Analysis: The High Cost of India’s Cheap Garment Exports
By Pragya Tiwari
Two winters ago, while driving into Delhi at the crack of dawn, I found myself staring at looming soft mountains of candy pink foam rising from the grey surface of the river Yamuna. This surreal image with its perfectly complementary hues could well have been from a fashion editorial made for Instagram. But, ironically, the tableau was representative of the dark face of fashion that remains in the shadows – the face, not just of the rising consumption of clothes around the globe, but also of the true cost of cheap, ready-to-wear garments that we are quick to buy and discard.
The heaps of toxic foam that engulf the Yamuna, for large parts of the year, are linked to the phosphate content of detergents in the wastewater of cloth manufacturing units. Several such units are scattered all over the northern Indian state of Haryana, which borders Delhi. In the small town of Panipat alone there are hundreds of dyeing units, and many of these units release toxic waste into the river.
Drains that carry these effluents run through villages, polluting their potable water. Until recently locals would use the water, despite it being variously coloured with chemical dyes, but now they claim it is not even fit to use for their cattle.
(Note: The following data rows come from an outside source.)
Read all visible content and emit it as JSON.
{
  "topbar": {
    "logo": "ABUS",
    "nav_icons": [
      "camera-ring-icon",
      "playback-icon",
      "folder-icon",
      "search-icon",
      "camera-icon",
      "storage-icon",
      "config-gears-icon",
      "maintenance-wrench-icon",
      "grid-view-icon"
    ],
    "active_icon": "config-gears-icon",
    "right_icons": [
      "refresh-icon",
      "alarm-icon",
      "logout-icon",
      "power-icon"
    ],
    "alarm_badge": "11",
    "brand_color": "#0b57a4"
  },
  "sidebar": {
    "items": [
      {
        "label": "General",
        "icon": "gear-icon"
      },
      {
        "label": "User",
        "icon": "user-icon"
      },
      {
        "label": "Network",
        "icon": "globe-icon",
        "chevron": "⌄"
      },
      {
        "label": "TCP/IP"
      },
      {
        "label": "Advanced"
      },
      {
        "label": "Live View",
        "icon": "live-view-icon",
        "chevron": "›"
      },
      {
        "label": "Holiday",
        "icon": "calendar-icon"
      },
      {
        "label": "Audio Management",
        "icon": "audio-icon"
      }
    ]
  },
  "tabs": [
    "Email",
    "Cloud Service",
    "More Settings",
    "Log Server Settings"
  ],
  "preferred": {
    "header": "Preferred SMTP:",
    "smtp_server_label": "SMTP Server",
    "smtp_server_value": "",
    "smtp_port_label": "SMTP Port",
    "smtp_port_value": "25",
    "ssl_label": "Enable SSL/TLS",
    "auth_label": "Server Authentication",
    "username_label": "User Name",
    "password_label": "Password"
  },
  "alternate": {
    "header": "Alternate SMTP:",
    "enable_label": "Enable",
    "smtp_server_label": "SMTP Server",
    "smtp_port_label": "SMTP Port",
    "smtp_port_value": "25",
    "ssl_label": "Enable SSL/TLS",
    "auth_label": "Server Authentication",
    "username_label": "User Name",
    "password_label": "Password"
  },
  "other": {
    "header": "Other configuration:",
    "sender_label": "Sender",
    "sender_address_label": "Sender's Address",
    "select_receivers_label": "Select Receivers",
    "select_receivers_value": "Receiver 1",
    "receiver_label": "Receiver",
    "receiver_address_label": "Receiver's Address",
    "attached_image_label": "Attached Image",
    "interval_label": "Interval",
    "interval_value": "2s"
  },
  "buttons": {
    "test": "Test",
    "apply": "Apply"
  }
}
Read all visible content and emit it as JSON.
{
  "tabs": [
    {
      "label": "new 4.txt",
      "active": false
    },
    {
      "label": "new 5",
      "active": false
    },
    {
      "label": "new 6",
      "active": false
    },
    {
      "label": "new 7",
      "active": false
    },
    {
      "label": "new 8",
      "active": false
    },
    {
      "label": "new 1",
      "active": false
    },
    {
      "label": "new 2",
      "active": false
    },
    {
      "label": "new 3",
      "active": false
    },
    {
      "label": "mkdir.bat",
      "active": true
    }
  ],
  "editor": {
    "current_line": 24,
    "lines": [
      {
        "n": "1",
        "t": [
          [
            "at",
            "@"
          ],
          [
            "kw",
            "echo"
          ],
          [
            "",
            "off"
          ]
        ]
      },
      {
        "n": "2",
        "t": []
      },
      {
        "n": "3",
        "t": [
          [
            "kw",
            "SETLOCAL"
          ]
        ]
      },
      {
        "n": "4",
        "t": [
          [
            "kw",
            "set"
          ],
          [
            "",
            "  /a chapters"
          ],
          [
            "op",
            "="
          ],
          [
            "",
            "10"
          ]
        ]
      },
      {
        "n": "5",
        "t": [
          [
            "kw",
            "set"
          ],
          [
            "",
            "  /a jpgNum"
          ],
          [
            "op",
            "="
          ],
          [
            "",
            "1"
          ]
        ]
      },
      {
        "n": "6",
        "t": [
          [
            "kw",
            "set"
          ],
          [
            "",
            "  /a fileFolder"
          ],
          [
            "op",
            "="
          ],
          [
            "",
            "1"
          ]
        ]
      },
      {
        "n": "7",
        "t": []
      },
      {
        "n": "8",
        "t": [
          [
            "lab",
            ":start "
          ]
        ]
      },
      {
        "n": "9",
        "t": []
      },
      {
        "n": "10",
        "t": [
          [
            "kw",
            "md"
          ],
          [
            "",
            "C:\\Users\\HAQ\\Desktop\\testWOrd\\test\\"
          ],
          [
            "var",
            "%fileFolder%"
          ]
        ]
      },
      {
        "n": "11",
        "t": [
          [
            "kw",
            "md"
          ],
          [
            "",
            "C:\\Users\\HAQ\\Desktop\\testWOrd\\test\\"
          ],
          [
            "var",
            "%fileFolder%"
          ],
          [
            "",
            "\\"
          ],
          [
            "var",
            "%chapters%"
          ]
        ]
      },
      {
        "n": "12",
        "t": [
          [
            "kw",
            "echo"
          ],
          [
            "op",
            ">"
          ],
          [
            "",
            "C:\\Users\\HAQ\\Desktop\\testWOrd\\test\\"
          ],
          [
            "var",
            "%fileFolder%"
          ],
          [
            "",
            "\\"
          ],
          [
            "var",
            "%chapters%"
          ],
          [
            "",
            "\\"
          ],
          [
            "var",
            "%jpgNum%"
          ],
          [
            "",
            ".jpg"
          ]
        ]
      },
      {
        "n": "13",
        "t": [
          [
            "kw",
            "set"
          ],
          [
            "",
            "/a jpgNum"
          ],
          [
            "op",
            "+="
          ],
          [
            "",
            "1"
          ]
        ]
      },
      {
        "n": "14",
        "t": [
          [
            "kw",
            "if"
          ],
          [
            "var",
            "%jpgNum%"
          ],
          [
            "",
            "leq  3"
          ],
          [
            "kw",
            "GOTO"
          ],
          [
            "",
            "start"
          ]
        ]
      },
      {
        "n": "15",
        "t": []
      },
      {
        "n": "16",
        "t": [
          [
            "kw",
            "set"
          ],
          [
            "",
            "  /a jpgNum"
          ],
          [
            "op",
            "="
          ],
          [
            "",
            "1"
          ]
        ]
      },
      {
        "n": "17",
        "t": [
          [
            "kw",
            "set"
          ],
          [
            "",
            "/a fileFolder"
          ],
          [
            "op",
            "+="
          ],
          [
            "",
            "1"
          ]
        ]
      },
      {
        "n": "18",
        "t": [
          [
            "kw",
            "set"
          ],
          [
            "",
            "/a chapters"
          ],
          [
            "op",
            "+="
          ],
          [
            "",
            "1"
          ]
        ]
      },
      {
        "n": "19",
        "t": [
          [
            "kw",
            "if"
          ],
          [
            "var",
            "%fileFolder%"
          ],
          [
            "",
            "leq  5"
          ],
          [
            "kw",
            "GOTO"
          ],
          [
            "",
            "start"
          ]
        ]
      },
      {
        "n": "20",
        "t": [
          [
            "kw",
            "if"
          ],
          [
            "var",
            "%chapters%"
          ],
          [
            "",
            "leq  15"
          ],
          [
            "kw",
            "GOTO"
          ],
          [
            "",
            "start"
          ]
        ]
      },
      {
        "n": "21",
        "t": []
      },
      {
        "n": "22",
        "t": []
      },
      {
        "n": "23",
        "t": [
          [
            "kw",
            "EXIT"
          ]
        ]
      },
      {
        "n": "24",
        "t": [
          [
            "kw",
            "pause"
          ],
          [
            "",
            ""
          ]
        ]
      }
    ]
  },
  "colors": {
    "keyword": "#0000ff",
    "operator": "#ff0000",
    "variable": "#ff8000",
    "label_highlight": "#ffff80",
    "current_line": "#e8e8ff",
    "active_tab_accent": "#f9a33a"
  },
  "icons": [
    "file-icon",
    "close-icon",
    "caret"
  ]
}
This state of affairs has serious repercussions for the majority of Haryana’s population because they depend on agriculture for their livelihoods. Farmers are finding it increasingly difficult to cultivate crops that have been traditionally grown in the state with the scant usable water that is available.
Thousands of these same farmers have joined what has been called the biggest protest in world history. Their immediate demand is that the government rolls back laws, which they claim favour large corporations over small farmers. But these laws are simply the proverbial last straw – the agricultural sector in India has long been in distress and water scarcity is one of its most pressing problems.